Required action
In the entries below, find each line with the string "visuals" and copy it.

Data
____________

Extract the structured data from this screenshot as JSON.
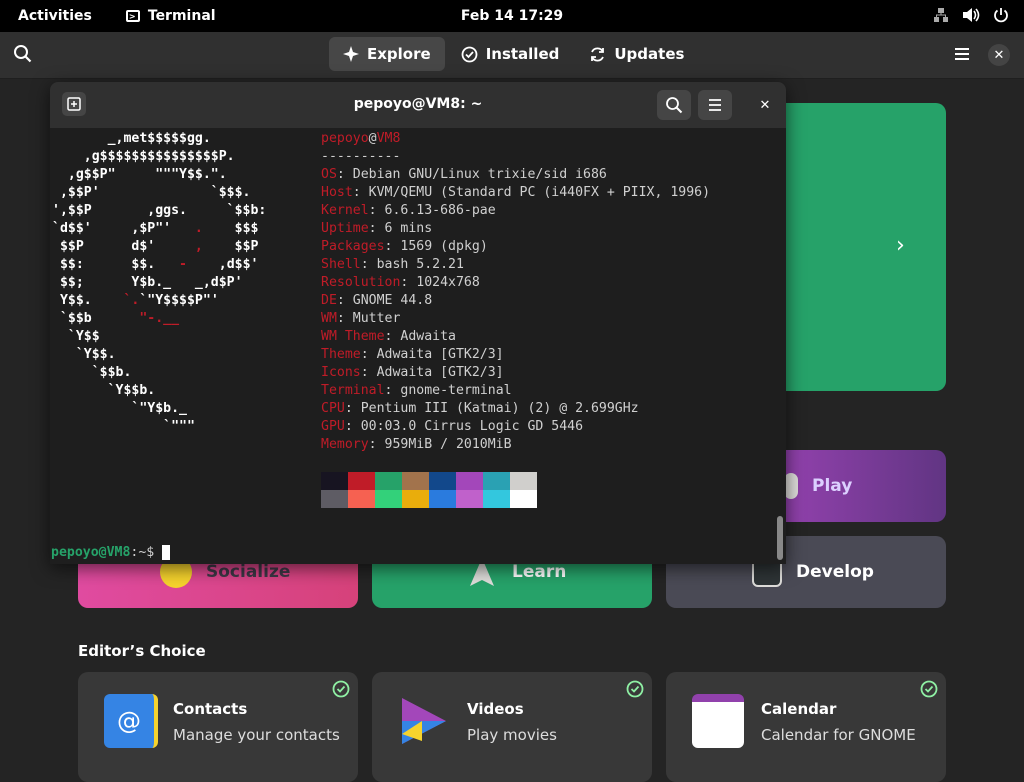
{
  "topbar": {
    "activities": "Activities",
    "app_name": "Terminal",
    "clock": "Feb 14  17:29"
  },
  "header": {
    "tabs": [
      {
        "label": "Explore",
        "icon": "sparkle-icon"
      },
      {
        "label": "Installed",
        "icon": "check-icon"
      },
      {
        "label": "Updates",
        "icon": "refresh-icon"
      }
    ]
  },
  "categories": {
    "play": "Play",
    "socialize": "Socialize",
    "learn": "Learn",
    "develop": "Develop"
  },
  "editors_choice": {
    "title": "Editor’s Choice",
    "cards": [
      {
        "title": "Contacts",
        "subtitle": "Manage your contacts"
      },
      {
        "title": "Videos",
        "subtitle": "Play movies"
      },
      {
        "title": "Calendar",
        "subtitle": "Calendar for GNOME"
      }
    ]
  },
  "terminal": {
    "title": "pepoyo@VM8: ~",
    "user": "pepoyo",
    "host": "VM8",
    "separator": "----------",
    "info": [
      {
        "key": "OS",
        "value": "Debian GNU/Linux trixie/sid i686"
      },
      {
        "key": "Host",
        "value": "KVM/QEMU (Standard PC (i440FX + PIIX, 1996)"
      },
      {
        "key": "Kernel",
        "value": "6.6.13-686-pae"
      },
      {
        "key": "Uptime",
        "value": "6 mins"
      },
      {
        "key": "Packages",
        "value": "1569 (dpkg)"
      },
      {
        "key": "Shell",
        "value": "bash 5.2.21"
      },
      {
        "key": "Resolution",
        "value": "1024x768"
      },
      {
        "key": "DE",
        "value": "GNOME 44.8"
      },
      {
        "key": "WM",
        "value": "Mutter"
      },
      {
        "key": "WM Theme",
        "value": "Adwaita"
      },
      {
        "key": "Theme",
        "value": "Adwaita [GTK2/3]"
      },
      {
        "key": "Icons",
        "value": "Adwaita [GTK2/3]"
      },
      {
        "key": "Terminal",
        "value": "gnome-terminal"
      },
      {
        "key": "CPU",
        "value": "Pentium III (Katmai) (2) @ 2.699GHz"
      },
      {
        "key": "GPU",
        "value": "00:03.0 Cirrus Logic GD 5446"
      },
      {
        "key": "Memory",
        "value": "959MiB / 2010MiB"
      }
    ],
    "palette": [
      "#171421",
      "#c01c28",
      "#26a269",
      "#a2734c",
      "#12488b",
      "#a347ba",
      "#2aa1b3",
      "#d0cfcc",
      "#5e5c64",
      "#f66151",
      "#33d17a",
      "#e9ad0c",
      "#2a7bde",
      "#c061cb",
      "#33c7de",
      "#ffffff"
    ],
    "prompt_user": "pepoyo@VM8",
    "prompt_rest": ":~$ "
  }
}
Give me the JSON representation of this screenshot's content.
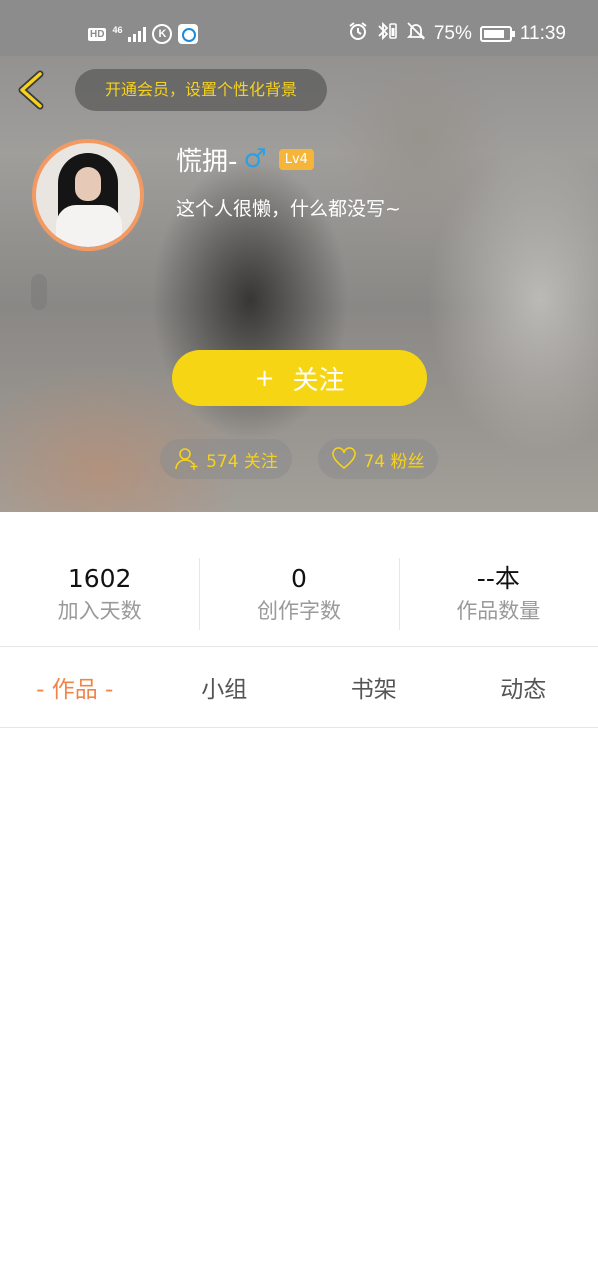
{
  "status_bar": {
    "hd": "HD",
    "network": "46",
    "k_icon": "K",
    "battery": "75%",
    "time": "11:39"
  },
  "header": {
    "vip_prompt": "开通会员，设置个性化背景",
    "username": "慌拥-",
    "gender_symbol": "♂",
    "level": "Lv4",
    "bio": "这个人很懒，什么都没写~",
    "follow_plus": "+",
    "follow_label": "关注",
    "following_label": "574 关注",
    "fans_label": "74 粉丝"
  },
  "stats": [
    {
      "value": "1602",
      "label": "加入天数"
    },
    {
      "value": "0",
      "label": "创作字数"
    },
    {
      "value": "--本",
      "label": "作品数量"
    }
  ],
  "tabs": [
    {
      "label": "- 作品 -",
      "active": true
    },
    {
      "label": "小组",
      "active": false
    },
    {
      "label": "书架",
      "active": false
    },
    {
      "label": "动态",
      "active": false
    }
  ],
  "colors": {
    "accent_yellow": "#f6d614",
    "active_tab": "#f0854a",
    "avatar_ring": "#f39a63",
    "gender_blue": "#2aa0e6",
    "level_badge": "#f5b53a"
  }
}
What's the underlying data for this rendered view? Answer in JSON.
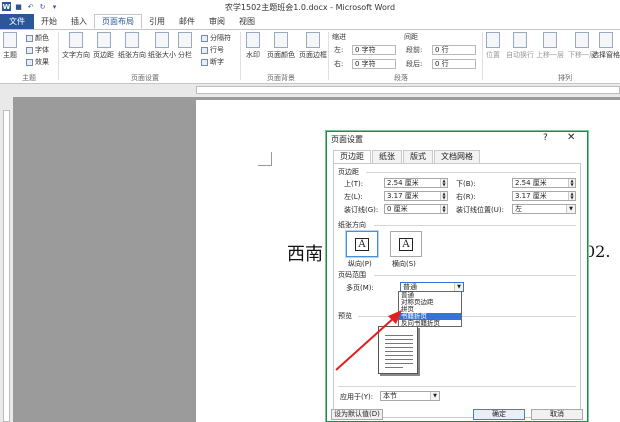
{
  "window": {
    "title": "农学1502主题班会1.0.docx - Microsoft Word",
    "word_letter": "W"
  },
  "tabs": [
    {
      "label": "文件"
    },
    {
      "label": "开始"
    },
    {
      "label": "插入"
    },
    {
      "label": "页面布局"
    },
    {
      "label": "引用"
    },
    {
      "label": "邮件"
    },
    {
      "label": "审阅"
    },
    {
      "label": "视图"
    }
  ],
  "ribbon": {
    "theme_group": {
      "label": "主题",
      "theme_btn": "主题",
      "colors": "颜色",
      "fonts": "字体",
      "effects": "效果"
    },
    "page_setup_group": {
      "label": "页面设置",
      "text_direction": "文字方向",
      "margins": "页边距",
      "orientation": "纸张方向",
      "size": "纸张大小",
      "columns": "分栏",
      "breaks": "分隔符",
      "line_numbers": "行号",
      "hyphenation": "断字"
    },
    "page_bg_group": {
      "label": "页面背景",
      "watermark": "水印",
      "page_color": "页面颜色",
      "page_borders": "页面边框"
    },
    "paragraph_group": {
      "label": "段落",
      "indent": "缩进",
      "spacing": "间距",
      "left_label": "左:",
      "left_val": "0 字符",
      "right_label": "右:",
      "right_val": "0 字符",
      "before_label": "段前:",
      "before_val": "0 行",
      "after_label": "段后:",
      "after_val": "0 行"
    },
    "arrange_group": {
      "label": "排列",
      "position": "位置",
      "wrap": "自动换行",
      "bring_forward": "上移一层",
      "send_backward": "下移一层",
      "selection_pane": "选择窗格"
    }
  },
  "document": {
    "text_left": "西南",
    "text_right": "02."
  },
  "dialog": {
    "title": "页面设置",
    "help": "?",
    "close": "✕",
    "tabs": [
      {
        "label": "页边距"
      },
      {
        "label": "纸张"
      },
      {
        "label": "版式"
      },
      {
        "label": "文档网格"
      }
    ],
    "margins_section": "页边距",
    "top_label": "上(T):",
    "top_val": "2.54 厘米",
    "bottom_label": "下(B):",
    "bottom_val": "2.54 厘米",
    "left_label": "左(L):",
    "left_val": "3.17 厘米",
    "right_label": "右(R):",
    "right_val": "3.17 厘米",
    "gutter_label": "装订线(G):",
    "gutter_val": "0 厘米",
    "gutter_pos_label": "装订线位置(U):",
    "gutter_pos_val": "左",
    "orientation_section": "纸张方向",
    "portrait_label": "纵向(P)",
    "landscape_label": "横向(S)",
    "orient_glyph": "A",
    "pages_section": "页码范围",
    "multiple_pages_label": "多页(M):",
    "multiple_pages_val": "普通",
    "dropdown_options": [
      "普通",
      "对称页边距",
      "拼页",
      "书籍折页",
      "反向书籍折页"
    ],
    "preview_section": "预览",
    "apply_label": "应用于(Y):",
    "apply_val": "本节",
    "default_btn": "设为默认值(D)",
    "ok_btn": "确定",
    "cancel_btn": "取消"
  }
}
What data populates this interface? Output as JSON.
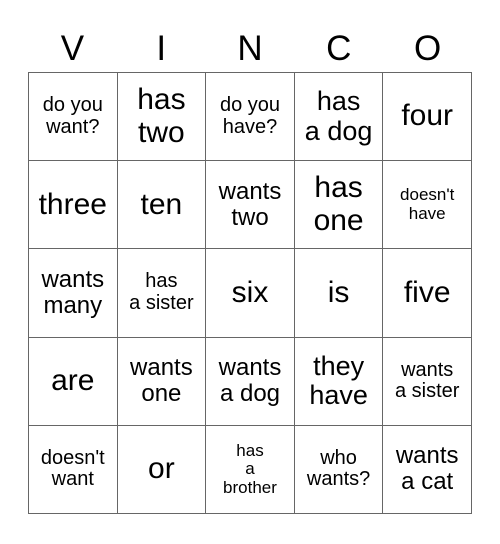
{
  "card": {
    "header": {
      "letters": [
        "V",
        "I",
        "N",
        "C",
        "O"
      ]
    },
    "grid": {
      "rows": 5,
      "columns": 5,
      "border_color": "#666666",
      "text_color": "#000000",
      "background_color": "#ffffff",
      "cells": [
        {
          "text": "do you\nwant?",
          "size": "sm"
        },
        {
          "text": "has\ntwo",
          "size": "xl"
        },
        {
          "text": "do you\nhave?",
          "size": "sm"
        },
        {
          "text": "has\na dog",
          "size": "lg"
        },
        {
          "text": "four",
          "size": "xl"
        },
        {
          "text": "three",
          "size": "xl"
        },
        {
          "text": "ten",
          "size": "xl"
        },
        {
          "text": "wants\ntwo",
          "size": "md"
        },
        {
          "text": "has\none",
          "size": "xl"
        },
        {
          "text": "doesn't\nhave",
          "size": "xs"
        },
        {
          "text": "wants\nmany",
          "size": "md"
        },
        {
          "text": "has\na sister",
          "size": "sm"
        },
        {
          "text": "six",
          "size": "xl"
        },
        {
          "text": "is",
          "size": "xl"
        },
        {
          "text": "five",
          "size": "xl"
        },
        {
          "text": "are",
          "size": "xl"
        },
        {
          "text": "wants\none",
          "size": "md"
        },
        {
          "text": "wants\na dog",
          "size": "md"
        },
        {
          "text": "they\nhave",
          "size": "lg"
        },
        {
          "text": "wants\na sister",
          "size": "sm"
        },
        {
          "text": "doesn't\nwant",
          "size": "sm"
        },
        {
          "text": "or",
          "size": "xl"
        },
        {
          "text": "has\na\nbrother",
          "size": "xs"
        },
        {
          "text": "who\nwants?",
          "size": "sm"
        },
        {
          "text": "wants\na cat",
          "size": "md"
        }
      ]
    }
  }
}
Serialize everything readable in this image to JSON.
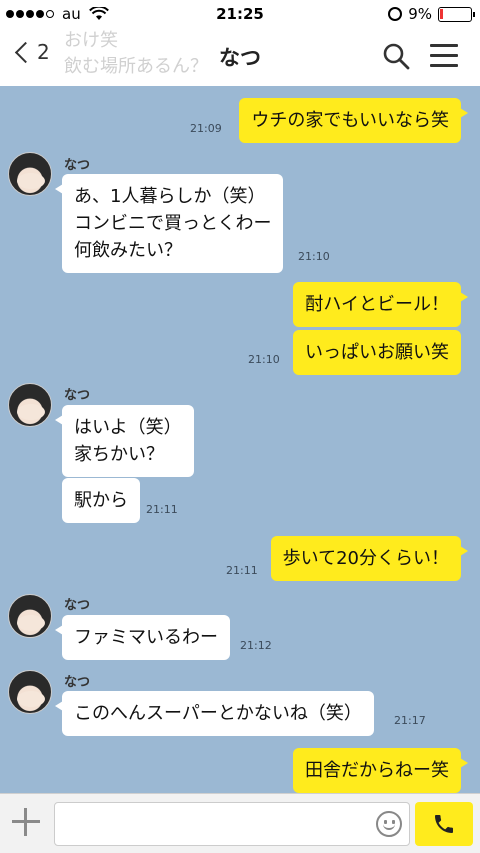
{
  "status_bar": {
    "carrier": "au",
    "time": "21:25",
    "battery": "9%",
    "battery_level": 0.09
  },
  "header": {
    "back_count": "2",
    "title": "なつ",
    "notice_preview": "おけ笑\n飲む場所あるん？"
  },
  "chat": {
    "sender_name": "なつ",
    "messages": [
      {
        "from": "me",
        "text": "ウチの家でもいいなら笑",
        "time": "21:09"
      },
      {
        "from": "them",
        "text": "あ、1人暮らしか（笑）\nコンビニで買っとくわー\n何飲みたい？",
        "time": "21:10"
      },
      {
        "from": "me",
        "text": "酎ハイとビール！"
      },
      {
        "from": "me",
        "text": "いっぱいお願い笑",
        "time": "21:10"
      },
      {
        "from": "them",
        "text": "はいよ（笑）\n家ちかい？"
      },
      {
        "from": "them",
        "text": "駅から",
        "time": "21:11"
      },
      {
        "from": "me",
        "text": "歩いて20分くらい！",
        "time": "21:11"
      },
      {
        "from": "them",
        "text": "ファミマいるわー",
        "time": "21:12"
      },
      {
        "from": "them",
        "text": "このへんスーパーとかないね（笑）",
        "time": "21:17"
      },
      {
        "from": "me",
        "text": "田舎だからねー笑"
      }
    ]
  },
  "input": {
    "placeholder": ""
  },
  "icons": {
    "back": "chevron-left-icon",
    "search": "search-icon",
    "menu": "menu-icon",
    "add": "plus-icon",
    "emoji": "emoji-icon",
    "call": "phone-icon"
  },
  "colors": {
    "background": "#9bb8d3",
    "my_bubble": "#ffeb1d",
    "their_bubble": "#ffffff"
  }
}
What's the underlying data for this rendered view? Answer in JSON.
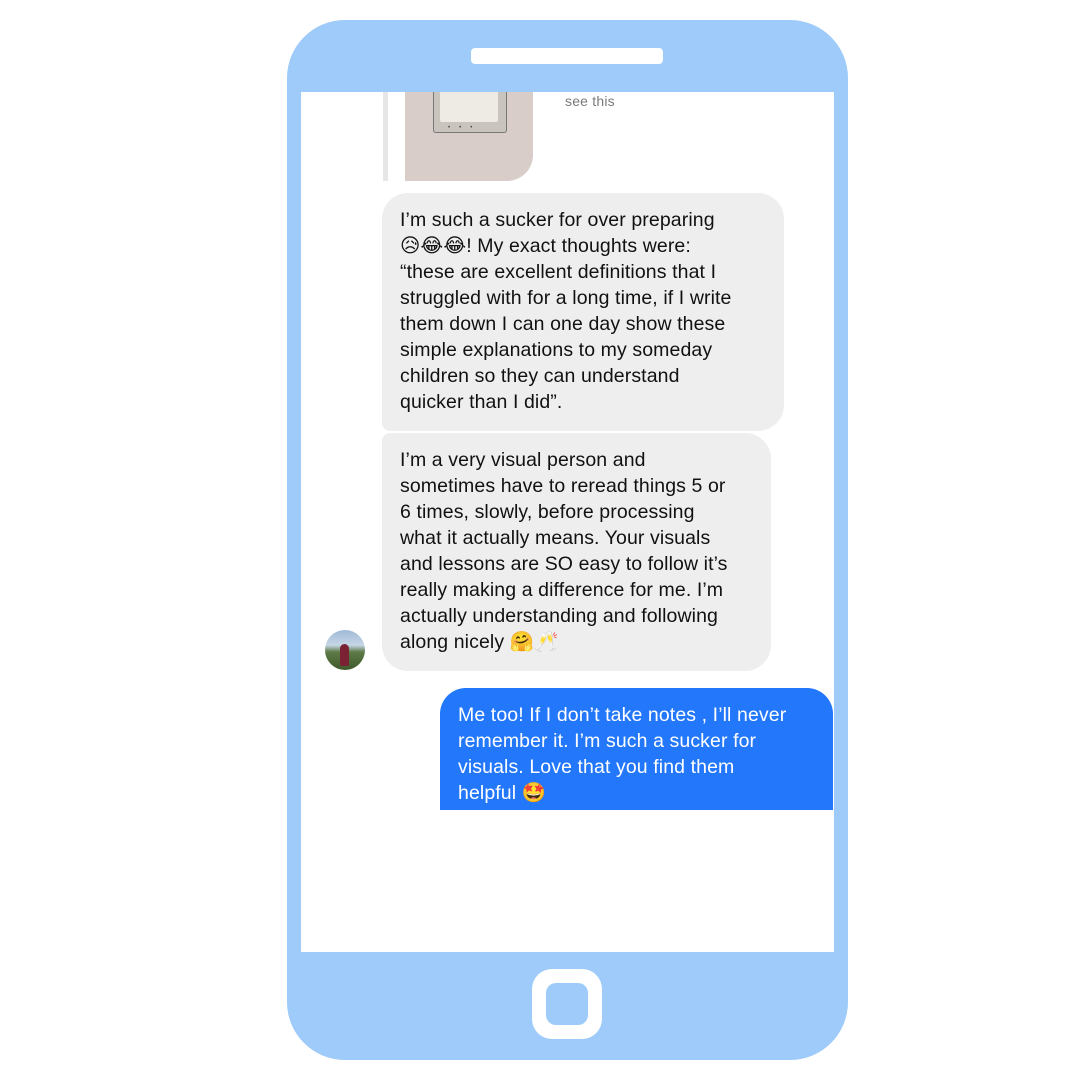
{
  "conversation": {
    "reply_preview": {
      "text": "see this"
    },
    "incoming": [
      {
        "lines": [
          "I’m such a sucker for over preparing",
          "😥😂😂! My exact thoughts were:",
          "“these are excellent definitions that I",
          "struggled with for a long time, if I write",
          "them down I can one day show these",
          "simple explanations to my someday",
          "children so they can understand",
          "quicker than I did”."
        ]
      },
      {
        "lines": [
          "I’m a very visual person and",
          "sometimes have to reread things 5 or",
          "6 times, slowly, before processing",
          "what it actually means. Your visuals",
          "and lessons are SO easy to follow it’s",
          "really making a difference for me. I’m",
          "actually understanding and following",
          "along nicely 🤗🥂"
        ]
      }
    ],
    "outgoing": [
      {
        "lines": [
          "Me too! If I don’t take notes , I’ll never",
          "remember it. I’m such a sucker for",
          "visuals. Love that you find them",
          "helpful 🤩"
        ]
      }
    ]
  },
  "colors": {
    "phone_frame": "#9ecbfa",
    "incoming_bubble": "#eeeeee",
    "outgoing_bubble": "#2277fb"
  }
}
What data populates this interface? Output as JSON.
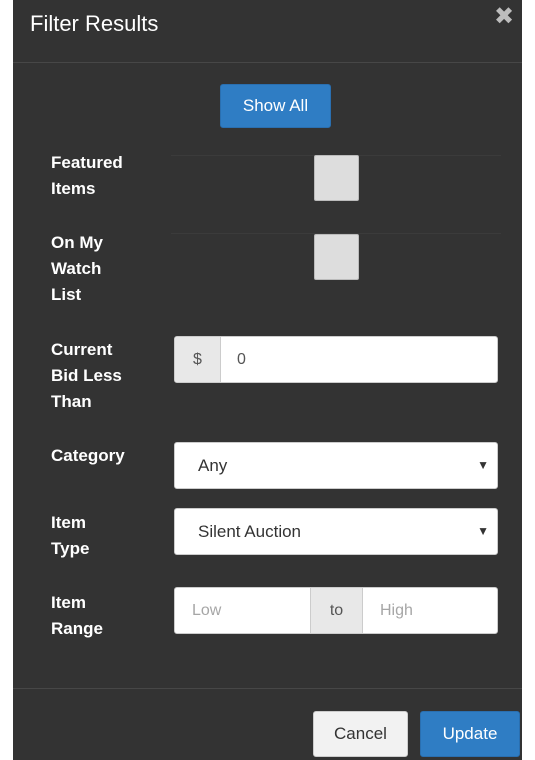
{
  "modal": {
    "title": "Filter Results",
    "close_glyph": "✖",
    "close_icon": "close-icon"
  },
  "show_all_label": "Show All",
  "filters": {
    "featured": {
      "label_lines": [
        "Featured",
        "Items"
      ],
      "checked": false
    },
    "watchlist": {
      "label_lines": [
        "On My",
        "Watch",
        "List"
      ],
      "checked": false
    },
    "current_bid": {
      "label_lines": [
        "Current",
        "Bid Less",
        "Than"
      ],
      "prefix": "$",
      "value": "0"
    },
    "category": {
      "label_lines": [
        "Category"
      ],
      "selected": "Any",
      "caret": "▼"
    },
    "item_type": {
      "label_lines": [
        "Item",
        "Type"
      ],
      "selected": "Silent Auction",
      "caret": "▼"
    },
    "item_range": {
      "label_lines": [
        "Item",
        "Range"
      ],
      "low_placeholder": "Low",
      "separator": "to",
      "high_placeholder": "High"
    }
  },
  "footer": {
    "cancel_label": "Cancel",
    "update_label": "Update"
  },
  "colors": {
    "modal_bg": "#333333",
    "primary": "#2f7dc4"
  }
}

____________

Result of this task
          "what it actually means. Your visuals",
          "visuals. Love that you find them",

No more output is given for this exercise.